All the Hunger Games movies are free on IMDB right now. I was expecting to be disappointed. But I do like dystopian science fiction. It was worth checking out.
What’s more disturbing than this movie, the photos that came up in my Instagram feed visually matched the scenes in the movie. Jennifer Lawrence screams with her palms pressed against a shiny plastic tube as her friend is killed, and Instagram selects a photo of a woman in a similar pose, pressed against a similar shiny surface. Just a coincidence, right? Let’s not be paranoid. Jennifer Lawrence pops up on a platform on a tropical beach. A nearly identical image of a woman standing on the shore of a tropical beach appears on my Instagram. That was way too similar. Close Instagram.
I was experiencing some kind of new feature, but not in a good way. If it seems too coincidental beyond a certain point, it’s probably not. Especially because I could code that algorithm myself, just use ffmpeg to extract stills and match them up using an API, not that difficult. Fiction becomes reality. Being watched becomes a normal thing.
That’s partly what this movie is about, surveillance. President Snow is always watching.
Clearly this movie targeted teens. Unlike my generation, Gen X, teens today are growing up like lab rats under the watchful eye of a massive digital surveillance system.
The main character hides in a tree in a forest, which you think would be a private place. But no, there’s a camera in the tree. She has a knife and could easily destroy the camera. But no, she wants “sponsors” to keep an eye on her. Her “mentor” suggests this is a winning strategy. Children watching this are conditioned to think being watched is a good thing, you can grow up to be a professional YouTuber or social “influencer” and the whole world will admire your “spontaneous” acts of valor.
You can watch and watch and watch people, tag them, study them like lab rats, zap them with notifications at precise moments and study their reactions. How effective is all that? I don’t know. Facebook can sell you a basket of “lookalikes” (assuming you buy ads.) But how similar are you compared to that basket of other people?
The majority of the data collected is completely useless and should be illegal, and I think the world will eventually adopt some GDPR-like system. On the other hand, it’s really hard to destroy data, and even if “shadow gate” was totally fake, you know some obscure offshore company will end up collecting everything without our knowledge. Even with our knowledge, legally, various companies do openly collect every little detail about us. You are a lab rat, whether you like it or not. How does the world stop that from happening?
From another angle though, you can watch all you want, you can spy all you want, but you’ll never really know what people are thinking. Even if they say they are an open book, do you really know that? Maybe you think you are an open book, but I would argue you’re not. You’re infinitely more complicated than the most advanced computer algorithms. In other words, all the watching and analysis seems futile to me. People are unpredictable. Economists say the same thing, people should behave a certain way, but they don’t.

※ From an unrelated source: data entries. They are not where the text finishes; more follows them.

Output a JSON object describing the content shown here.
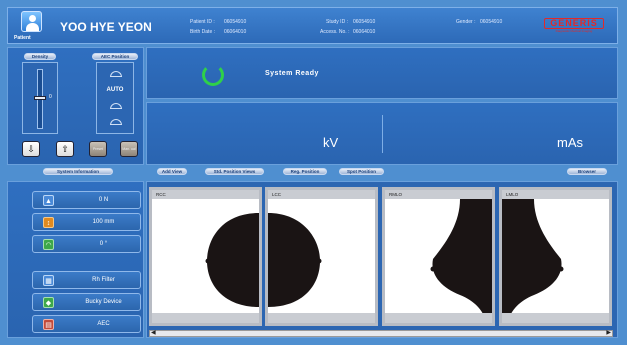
{
  "header": {
    "role_label": "Patient",
    "patient_name": "YOO HYE YEON",
    "patient_id_label": "Patient ID :",
    "patient_id": "06054910",
    "birth_date_label": "Birth Date :",
    "birth_date": "06064010",
    "study_id_label": "Study ID :",
    "study_id": "06054910",
    "access_no_label": "Access. No. :",
    "access_no": "06064010",
    "gender_label": "Gender :",
    "gender": "06054910",
    "logo_text": "GENERIS",
    "logo_tagline": "Diagnostic Medical Imaging"
  },
  "left_panel": {
    "density_label": "Density",
    "density_value": "0",
    "aec_label": "AEC Position",
    "aec_mode": "AUTO",
    "preset_label": "Preset",
    "manual_label": "Man. ual"
  },
  "status": {
    "message": "System Ready",
    "kv_label": "kV",
    "mas_label": "mAs"
  },
  "toolbar": {
    "system_info": "System Information",
    "add_view": "Add View",
    "std_position_views": "Std. Position Views",
    "reg_position": "Reg. Position",
    "spot_position": "Spot Position",
    "browser": "Browser"
  },
  "system_info": {
    "force": "0 N",
    "thickness": "100 mm",
    "angle": "0 °",
    "rh_filter": "Rh Filter",
    "bucky_device": "Bucky Device",
    "aec": "AEC"
  },
  "views": [
    {
      "label": "RCC"
    },
    {
      "label": "LCC"
    },
    {
      "label": "RMLO"
    },
    {
      "label": "LMLO"
    }
  ],
  "colors": {
    "background": "#4f8fd0",
    "panel": "#2f6fc0",
    "ready_ring": "#2fd04a",
    "logo": "#e02a2a"
  }
}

Even with the “right” data, I bet most assumptions turn out wrong. AI can predict mechanical failures, for example, but people are vastly more complicated, more random and more exceptional. I think over-confident engineers assume otherwise, and that drives them to keep digging into your life. If he buys X and likes Y, the model says he will do Z. Like the invisible barriers of the Hunger Games, once they become visible, the “game” is no longer fun or fair, and freedom becomes a cage.
At some point people will feel the fatigue of being watched, because they know they are being watched, and if they can’t game the system to their advantage, they will find a way to opt out of the system. It’s probably a natural instinct, especially as people experience diminishing returns when they’re online. I’m “online” is a way of saying, President Snow is watching.
Other notable aspects of the movie:
1. The tangential focus on fashion, art, and the sacrificial Lenny Kravitz character. His sketchbooks feed into #2.
2. The meta aspect of a show about making a show tends to inform the show you’re making. Is that lazy or clever, or both lazy and clever?
3. Similar to #2, you can’t judge the enslaved fools watching the games because you’re watching the games too. For entertainment? Therefore, you’re as sick as the oppressed people in the districts. However, the movie softens the violence of the “game” with flowers, singing, apple targets, healing medicine, various alliances, “hide and go seek” camping, and a Romeo and Juliet reference. Otherwise, I think people would hate this movie.
If you found this interesting, I keep my latest contact information here.